In full and without change, retype the records.
BEGIN SUPPLIED RECORDS
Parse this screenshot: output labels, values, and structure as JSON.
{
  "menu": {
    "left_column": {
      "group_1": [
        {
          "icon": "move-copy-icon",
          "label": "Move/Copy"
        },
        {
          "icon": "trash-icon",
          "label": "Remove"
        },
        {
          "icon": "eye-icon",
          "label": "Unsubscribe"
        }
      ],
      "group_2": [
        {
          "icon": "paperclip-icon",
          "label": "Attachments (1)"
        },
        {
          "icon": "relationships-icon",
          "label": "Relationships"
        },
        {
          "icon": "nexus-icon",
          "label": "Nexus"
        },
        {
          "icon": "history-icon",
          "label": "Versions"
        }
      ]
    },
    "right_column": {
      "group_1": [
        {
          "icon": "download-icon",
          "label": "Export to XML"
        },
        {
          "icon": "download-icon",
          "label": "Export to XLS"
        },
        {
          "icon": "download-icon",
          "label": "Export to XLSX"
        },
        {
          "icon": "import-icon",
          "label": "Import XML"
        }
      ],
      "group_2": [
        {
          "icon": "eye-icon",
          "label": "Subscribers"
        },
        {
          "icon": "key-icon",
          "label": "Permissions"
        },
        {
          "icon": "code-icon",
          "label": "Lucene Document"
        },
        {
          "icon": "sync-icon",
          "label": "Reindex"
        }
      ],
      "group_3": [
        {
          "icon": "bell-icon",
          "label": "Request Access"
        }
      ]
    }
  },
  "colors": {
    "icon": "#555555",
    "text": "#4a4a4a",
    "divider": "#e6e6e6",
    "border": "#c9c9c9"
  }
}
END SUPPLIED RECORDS
- _YOUR RESPONSE_:
Parse this screenshot: output labels, values, and structure as JSON.
{
  "menu": {
    "left_column": {
      "group_1": [
        {
          "icon": "move-copy-icon",
          "label": "Move/Copy"
        },
        {
          "icon": "trash-icon",
          "label": "Remove"
        },
        {
          "icon": "eye-icon",
          "label": "Unsubscribe"
        }
      ],
      "group_2": [
        {
          "icon": "paperclip-icon",
          "label": "Attachments (1)"
        },
        {
          "icon": "relationships-icon",
          "label": "Relationships"
        },
        {
          "icon": "nexus-icon",
          "label": "Nexus"
        },
        {
          "icon": "history-icon",
          "label": "Versions"
        }
      ]
    },
    "right_column": {
      "group_1": [
        {
          "icon": "download-icon",
          "label": "Export to XML"
        },
        {
          "icon": "download-icon",
          "label": "Export to XLS"
        },
        {
          "icon": "download-icon",
          "label": "Export to XLSX"
        },
        {
          "icon": "import-icon",
          "label": "Import XML"
        }
      ],
      "group_2": [
        {
          "icon": "eye-icon",
          "label": "Subscribers"
        },
        {
          "icon": "key-icon",
          "label": "Permissions"
        },
        {
          "icon": "code-icon",
          "label": "Lucene Document"
        },
        {
          "icon": "sync-icon",
          "label": "Reindex"
        }
      ],
      "group_3": [
        {
          "icon": "bell-icon",
          "label": "Request Access"
        }
      ]
    }
  },
  "colors": {
    "icon": "#555555",
    "text": "#4a4a4a",
    "divider": "#e6e6e6",
    "border": "#c9c9c9"
  }
}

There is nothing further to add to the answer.